Nigerian banks’ ability to create risk assets is being squeezed by the central bank (CBN) regulations on capital requirements even as analysts agree that securitisation of bank loans to free up capital is essential for the financial services sector to grow.

A balance must be struck between fiscal and monetary policies against the current obsession with fighting inflation, said Stephen Onasanya, group managing director and chief executive officer, First Bank of Nigeria.

“The introduction of Basel II means that every N1 of loan you create, you have to provide capital to cover it. There are now only 45-55 percent of deposits available for lending,” Onasanya said at the Euro-Money conference on capital markets held yesterday in Lagos.

“We want policies that will create employment and we must not fixate on exchange rates. Whatever you sterilise you make unavailable for lending,” he said.

The CBN has imposed Cash Reserve Requirements (CRR) of 75 percent on public deposits in banks and 15 percent for private deposits, a move which, Onasanya said, has effectively kept N460 billion of First Banks funds at the CBN, earning zero interest rates, instead of being available for lending.

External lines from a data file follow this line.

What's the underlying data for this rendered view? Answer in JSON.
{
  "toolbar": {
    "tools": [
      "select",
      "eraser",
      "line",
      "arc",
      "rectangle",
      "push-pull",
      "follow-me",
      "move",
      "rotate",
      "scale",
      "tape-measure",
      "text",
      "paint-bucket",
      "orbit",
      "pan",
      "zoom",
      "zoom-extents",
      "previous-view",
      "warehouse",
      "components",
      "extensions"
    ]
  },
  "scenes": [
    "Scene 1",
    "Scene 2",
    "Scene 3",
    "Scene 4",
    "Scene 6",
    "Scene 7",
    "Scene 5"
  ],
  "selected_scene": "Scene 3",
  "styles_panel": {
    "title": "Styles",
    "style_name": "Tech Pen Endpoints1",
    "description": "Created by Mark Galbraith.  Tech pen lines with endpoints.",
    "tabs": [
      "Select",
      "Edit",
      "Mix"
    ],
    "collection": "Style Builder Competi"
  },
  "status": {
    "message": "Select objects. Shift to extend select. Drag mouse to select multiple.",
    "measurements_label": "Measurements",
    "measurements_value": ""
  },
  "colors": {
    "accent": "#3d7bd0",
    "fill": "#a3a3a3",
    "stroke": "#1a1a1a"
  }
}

Total bank credit extended to the private sector was equivalent to N17.39 trillion or only 21.6 percent of GDP as at August 2014, according to data from the CBN website.

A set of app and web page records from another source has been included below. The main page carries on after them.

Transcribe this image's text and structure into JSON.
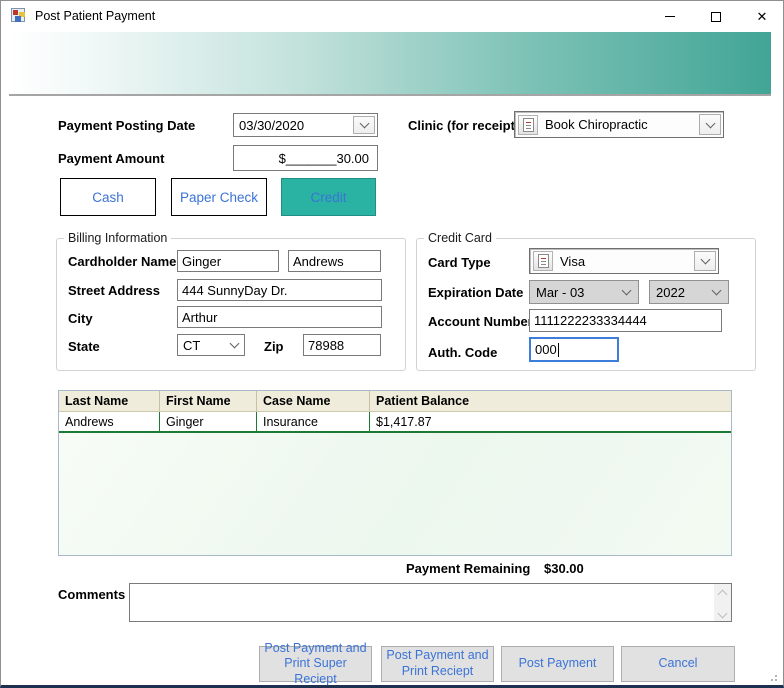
{
  "window": {
    "title": "Post Patient Payment"
  },
  "form": {
    "posting_date": {
      "label": "Payment Posting Date",
      "value": "03/30/2020"
    },
    "clinic": {
      "label": "Clinic (for receipt)",
      "value": "Book Chiropractic"
    },
    "amount": {
      "label": "Payment Amount",
      "value": "$_______30.00"
    },
    "payment_methods": {
      "cash": "Cash",
      "paper_check": "Paper Check",
      "credit": "Credit"
    },
    "billing": {
      "group_label": "Billing Information",
      "cardholder_label": "Cardholder Name",
      "first_name": "Ginger",
      "last_name": "Andrews",
      "street_label": "Street Address",
      "street": "444 SunnyDay Dr.",
      "city_label": "City",
      "city": "Arthur",
      "state_label": "State",
      "state": "CT",
      "zip_label": "Zip",
      "zip": "78988"
    },
    "credit_card": {
      "group_label": "Credit Card",
      "card_type_label": "Card Type",
      "card_type": "Visa",
      "expiration_label": "Expiration Date",
      "exp_month": "Mar - 03",
      "exp_year": "2022",
      "account_label": "Account Number",
      "account_number": "1111222233334444",
      "auth_label": "Auth. Code",
      "auth_code": "000"
    }
  },
  "grid": {
    "columns": [
      "Last Name",
      "First Name",
      "Case Name",
      "Patient Balance"
    ],
    "rows": [
      [
        "Andrews",
        "Ginger",
        "Insurance",
        "$1,417.87"
      ]
    ]
  },
  "summary": {
    "remaining_label": "Payment Remaining",
    "remaining_value": "$30.00"
  },
  "comments": {
    "label": "Comments",
    "value": ""
  },
  "actions": {
    "post_super": "Post Payment and Print Super Reciept",
    "post_receipt": "Post Payment and Print Reciept",
    "post": "Post Payment",
    "cancel": "Cancel"
  },
  "colors": {
    "banner_teal": "#41A596",
    "credit_selected_teal": "#2AB3A3",
    "button_text_blue": "#3B73D6",
    "grid_line_green": "#1D7A35",
    "grid_header_beige": "#F0ECDB"
  }
}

In order to boost growth and lending, there must be a balance between fiscal and monetary policies, said Charles Mordi, director of research, CBN, who was the keynote speaker at the event.

“Banking sector reforms are not sufficient as complimentary reforms in other sectors are necessary,” Mordi said.

Nigerian lenders have recovered from the home-grown financial crisis of 2009 and are generally better positioned today compared to four years ago, after the establishment of the Assets Management Company of Nigeria (AMCON) to buy bad loans. Non-performing loans (NPLs) have fallen from a high of 35 percent to about 4 percent today.

However, banks are still perceived as averse to lending and more willing to invest in government’s fixed income securities at yields in upwards of 12 percent.

“The capital market needs to be built up to take some of the banks’ risk assets off their balance sheet and securitise to boost lending,” said Bola Onadele, CEO, FMDQ OTC.

Onadele added that in the power sector, where over $3 billion of assets were purchased in the recent privatisation exercise, some of what was put on the banks balance sheet was not good.

However, for securitisation to work, banks and other financial services players, such as pension fund administrators and insurance companies, must be ready, said Ayoleke Adu, group managing director, Morgan Capital Group.

The CBN has justified its tight money policy on the need to maintain monetary stability and protect the naira. Consumer prices in Nigeria have dropped from a high of 13 percent in 2009 to 8.5 percent in August 2014, while the naira has outperformed other African peers such as South African rand and Ghanaian cedi in the same period.